"The battle for the call center was over jobs with good working wages and benefits; I never dreamed they would be part-time," said Karen Mitchoff, who has heard from complaining constituents and expressed her "extreme displeasure with how it was handled" to call center supervisors.
One recent hire, who last week learned the job would be part-time, said the new "intermittent" employees feel like they've been used as a political tool, and many now regret applying for the positions.
"What's really ironic is working for a call center and trying to help people get health care, but we can't afford it ourselves," said the worker, who asked for anonymity out of fear of losing the job. The county says it had been telling the public and supervisors all along that some positions would be full-time and some part-time. However, portions of staff reports list all 204 jobs as full-time, and a job posting said the same.
It's the latest controversy involving the call center, one of three created statewide to help citizens enroll in various new health care options under President Obama's Affordable Care Act when it goes live at the start of next year.
Contra Costa was selected early on by the state to run the call center, but the deal mandated the county run the operation itself, with state funding, or lose it to another county. Once Contra Costa secured the call center, Concord and Richmond battled for the right to host it. Unions nearly derailed the project before some last-minute wrangling to ensure workers weren't transferred needlessly and would receive appropriate benefits.
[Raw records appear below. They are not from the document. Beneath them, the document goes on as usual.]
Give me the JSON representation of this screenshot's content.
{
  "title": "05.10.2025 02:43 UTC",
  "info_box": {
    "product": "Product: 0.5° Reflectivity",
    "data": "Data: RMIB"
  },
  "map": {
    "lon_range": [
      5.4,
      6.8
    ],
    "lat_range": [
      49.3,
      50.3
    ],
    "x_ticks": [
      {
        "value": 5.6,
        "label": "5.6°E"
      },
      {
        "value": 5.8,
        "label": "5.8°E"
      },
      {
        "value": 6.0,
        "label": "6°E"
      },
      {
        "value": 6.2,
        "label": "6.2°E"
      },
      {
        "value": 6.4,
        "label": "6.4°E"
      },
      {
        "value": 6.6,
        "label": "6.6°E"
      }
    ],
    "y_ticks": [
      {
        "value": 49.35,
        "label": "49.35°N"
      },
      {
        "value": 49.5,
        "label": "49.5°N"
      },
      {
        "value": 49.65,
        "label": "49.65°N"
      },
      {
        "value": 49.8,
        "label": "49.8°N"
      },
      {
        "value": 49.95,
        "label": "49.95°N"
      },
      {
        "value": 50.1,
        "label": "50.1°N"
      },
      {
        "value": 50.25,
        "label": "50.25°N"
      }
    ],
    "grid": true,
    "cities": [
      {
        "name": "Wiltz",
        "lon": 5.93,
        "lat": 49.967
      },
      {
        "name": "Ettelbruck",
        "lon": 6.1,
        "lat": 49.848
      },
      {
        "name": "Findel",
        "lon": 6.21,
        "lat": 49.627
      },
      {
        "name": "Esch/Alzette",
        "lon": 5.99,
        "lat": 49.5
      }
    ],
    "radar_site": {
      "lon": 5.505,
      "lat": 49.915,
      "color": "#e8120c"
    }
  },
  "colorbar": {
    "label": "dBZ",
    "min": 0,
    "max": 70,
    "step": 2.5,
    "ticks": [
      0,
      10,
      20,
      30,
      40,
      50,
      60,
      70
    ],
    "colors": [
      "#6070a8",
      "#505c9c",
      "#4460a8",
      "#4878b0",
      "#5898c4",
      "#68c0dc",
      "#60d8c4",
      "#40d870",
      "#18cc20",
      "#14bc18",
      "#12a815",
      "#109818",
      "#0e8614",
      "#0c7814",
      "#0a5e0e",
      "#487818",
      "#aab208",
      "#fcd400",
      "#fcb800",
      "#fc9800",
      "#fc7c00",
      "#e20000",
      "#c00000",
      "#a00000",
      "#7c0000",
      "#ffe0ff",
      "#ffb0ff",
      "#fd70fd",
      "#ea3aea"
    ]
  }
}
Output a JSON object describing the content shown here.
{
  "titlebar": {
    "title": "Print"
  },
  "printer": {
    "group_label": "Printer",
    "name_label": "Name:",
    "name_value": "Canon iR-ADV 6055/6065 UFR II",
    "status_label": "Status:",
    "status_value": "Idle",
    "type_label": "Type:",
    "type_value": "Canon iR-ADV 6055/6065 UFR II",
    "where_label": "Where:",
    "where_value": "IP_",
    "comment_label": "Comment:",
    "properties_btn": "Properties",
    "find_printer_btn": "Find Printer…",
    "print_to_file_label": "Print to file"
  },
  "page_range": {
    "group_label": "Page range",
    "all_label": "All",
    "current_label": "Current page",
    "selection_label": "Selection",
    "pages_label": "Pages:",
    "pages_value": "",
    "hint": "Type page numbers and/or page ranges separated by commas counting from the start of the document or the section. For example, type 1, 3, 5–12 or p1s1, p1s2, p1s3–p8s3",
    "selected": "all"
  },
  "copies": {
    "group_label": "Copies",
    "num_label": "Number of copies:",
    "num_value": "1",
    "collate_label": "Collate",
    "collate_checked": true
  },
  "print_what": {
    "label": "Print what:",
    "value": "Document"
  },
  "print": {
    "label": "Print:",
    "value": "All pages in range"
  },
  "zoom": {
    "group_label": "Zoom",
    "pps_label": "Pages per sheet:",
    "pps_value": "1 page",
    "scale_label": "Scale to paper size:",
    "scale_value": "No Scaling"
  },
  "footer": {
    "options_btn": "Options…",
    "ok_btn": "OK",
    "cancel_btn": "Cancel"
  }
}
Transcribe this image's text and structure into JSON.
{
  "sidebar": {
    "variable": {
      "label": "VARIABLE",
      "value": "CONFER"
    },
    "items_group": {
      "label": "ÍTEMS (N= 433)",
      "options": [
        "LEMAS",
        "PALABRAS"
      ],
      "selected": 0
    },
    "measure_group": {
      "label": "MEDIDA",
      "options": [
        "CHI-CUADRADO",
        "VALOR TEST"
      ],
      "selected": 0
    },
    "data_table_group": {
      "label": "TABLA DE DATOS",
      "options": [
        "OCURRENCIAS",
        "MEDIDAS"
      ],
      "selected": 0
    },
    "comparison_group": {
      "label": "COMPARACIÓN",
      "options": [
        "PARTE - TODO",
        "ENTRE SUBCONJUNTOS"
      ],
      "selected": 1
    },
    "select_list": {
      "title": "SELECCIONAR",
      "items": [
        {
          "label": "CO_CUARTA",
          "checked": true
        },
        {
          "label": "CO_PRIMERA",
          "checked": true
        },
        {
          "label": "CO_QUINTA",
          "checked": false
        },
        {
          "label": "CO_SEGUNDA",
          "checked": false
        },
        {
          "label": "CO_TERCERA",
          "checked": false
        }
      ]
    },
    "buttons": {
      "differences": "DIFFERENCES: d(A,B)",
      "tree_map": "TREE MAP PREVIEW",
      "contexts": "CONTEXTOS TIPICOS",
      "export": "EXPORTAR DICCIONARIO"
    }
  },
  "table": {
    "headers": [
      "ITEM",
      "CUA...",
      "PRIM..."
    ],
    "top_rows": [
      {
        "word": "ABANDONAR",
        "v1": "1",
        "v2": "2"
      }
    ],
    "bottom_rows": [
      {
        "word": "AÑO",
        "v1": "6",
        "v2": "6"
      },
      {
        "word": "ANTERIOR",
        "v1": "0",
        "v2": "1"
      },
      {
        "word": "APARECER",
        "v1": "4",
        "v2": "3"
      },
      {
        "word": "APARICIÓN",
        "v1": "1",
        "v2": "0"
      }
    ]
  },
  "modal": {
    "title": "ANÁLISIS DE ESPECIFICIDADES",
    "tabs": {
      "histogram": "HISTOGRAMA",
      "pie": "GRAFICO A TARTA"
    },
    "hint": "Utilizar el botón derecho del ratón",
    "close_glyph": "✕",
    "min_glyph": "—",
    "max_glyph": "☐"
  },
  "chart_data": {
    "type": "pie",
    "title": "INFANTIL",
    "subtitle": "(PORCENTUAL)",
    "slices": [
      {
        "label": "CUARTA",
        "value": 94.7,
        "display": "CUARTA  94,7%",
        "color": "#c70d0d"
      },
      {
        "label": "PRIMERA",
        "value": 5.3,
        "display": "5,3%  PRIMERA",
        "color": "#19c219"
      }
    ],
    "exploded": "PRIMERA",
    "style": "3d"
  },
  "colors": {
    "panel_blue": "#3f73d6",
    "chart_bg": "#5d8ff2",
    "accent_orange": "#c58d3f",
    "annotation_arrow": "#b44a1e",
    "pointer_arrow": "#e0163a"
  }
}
The state budget allows for 180 customer service agents, half of them part-time, when the call center opens Oct. 1, said Contra Costa Deputy County Administrator Theresa Speiker. The full-time employees, she said, will handle the core 40-hour work week, while the part-timers will handle the extended hours. For the first three months, the call center at 2500 Bates Ave., off Highway 4 and Port Chicago Highway, will be open 72 hours a week. After that, it drops to 59 hours a week.
"In open session and in (staff reports) we've been pretty clear that not all will be full-time jobs," Speiker said.
Speiker said the 7,000 applications were "totally outside what we anticipated with the demand for these jobs. We were blown away."
The new hires, many of whom left other full-time jobs for the call center positions, were told they were the "cream of the crop," the recent hire said.
Orientation and training started in July, but stopped on the afternoon of July 18, when employees were told they would have private meetings about their positions, the employee said.
"It reminded me of that George Clooney movie where he goes around the country firing people ('Up in the Air')," the employee said. "The woman said, 'I know you were led to believe you would be full time, but things have changed. ... You are actually 'part-time intermittent.'"
The worker said no clear reasons for the change were given.
Those who became part-time were told they would have to pay full freight on their health plans, ranging from $600 to $1,200 a month for a single worker and between $1,400 to $2,900 a month for an employee with a family. That is a steep bill for employees with part-time jobs paying from $15.33 to $18.63 an hour.
Another applicant said he ditched another job offer after getting a congratulatory hiring letter from call center operators in June, only to be given the runaround in the months since.
During negotiations months ago, Service Employees International Union Local 1021, which represents the customer service agents, demanded 80 percent of health insurance premiums be paid by the county, and 20 percent be paid by the employee. SEIU did not return a call for comment.
"It is very disappointing. I was under the impression these were going to be well-paying, well-compensated positions," said County Supervisor Mary Piepho. "We were really hopeful these would be jobs meeting the unemployment needs in our county and offer them the ability to make a living and support their families."